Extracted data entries

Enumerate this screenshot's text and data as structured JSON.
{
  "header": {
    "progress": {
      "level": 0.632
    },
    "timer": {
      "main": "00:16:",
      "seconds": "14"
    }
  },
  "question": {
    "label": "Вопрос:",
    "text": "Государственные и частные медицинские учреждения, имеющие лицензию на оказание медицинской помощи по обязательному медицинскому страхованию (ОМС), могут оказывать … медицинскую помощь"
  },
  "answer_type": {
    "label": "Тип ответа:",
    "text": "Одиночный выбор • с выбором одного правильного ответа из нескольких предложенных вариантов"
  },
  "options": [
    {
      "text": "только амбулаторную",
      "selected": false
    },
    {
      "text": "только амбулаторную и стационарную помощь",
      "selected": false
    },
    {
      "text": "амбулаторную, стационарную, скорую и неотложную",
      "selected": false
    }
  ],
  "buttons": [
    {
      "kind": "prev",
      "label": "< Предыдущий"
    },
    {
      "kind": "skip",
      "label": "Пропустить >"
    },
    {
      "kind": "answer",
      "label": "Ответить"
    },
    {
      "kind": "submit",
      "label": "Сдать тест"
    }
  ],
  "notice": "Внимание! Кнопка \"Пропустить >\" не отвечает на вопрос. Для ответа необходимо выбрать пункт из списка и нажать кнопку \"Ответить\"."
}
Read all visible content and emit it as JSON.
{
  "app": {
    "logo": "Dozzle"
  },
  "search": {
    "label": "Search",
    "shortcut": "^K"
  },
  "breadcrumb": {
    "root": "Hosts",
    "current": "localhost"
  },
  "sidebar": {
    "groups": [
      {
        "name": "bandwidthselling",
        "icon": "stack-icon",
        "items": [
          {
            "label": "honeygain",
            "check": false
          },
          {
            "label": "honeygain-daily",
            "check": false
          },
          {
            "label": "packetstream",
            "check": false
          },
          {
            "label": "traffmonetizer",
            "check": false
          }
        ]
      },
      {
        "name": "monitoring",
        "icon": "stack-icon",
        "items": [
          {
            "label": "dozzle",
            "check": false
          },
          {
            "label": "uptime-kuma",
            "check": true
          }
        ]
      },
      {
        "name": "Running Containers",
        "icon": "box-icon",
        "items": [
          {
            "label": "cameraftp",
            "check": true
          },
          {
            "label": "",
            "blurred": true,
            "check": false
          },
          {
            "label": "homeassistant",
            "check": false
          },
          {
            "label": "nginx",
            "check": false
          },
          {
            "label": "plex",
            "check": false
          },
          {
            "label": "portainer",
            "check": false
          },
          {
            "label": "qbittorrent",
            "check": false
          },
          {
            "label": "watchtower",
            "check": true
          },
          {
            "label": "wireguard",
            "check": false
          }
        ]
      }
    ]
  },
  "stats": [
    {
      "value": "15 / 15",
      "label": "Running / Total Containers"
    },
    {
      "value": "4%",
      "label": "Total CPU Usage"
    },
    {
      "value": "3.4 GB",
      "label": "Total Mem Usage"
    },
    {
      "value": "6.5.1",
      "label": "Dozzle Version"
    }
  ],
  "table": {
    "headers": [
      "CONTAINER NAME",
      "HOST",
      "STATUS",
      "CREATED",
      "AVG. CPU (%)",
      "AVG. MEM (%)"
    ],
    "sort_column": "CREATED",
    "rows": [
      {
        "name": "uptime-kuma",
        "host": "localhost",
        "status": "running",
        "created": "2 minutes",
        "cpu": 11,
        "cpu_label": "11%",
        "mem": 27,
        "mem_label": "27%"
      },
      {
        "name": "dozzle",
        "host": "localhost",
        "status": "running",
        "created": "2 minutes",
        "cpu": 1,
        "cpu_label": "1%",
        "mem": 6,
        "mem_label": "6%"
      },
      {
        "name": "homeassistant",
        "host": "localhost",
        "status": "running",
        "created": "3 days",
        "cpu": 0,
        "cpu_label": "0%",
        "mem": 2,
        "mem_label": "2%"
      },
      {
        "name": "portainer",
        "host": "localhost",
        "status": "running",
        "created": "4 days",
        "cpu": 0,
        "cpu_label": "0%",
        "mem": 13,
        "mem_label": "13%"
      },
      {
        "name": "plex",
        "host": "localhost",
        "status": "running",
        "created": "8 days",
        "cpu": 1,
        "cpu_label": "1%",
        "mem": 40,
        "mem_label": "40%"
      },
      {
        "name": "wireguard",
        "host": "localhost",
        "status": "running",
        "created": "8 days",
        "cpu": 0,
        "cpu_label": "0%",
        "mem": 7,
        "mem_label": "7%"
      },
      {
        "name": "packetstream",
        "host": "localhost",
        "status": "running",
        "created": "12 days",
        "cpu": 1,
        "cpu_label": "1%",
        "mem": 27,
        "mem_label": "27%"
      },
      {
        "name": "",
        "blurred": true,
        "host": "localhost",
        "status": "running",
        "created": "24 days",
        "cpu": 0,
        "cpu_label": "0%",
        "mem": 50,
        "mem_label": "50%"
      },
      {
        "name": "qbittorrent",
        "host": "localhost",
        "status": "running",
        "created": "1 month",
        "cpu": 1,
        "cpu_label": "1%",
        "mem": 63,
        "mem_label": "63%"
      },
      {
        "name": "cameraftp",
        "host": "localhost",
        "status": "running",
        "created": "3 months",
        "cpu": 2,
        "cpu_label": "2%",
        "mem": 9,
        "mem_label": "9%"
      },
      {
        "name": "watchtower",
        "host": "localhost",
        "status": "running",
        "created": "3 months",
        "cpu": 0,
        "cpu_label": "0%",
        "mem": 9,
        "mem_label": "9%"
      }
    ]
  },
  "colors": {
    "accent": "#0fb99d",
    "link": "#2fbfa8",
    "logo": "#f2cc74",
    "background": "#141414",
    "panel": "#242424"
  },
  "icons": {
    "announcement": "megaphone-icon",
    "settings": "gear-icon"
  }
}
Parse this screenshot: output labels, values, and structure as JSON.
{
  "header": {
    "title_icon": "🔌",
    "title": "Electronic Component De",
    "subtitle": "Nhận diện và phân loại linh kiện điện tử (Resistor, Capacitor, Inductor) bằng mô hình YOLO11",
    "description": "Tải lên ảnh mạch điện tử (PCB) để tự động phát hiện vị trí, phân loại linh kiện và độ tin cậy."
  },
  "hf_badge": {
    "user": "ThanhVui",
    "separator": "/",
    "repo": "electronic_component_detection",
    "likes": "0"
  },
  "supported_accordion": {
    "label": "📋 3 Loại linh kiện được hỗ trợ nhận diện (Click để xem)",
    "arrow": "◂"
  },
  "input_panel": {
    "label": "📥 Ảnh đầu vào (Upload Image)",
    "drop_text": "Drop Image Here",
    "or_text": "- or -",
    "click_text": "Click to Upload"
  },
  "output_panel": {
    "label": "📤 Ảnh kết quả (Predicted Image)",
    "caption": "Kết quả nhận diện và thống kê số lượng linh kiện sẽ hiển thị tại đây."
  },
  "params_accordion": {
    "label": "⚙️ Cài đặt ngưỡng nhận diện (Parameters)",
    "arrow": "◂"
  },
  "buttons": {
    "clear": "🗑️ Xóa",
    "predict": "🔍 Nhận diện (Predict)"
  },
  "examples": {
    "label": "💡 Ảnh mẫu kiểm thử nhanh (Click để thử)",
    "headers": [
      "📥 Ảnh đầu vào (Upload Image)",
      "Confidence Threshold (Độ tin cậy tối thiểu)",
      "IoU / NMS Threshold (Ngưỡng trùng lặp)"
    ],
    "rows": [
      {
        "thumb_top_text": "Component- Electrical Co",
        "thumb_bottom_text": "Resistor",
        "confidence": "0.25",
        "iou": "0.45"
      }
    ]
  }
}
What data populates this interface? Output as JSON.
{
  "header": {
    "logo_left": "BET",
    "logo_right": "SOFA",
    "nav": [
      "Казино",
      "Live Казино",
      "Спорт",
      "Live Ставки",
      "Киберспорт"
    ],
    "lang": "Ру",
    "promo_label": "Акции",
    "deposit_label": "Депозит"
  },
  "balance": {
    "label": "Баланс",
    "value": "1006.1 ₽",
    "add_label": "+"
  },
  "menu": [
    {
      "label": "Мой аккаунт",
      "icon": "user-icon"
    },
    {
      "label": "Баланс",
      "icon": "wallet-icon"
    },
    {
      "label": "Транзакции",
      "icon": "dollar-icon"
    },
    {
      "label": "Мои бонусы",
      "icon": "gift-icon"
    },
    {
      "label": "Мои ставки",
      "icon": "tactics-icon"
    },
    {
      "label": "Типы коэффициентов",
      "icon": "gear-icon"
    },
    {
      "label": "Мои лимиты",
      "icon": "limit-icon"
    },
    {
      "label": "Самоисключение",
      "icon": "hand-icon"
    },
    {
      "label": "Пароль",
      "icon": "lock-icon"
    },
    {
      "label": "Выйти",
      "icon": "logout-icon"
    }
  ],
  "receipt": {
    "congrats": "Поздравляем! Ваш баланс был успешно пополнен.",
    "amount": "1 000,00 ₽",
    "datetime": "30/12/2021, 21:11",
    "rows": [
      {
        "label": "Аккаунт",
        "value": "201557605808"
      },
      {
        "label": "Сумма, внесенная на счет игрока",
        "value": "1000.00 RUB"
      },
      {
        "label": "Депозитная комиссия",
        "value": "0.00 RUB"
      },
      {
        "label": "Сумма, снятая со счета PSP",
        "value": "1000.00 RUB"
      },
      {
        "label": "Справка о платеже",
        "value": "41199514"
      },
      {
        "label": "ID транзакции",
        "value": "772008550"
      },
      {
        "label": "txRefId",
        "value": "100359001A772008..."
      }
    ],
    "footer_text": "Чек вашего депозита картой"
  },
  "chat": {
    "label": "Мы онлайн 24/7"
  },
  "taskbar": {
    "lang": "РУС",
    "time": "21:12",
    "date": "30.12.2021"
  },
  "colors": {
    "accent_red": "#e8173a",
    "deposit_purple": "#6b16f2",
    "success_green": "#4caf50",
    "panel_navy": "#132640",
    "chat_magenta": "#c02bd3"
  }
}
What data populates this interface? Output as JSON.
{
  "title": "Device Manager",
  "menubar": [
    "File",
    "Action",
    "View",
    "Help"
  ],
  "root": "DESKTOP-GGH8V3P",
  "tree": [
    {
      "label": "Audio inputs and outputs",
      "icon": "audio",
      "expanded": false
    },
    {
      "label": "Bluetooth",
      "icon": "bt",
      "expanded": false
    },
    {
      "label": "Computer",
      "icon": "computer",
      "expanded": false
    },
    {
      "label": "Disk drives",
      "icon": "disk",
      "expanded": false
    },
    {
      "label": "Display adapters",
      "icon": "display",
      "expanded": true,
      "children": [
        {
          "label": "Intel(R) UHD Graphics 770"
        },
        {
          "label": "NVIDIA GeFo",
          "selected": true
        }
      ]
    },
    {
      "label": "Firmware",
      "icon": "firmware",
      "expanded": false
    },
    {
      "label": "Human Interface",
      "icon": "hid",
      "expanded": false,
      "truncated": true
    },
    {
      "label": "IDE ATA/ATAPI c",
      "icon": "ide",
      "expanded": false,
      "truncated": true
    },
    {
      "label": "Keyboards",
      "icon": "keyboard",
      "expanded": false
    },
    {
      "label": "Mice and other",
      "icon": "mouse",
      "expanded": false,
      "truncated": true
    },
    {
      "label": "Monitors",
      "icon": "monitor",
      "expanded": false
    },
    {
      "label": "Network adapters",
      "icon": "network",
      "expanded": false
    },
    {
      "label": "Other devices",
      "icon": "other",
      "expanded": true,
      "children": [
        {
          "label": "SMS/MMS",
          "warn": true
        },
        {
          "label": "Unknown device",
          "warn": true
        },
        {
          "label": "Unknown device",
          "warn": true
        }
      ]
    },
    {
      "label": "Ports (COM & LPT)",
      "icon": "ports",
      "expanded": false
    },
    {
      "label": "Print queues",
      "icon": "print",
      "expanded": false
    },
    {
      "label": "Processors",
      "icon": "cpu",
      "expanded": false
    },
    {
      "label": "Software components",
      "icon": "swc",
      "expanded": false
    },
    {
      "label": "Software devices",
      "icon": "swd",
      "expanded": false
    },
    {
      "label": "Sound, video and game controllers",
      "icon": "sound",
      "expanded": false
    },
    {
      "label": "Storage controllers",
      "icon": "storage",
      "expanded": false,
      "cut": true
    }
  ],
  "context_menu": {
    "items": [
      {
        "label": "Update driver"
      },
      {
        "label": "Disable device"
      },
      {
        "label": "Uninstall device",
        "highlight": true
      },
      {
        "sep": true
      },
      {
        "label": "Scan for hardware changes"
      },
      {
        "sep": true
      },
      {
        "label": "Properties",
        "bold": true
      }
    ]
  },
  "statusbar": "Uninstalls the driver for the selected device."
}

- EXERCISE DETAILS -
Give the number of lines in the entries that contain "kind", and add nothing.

- EXERCISE RESPONSE -
4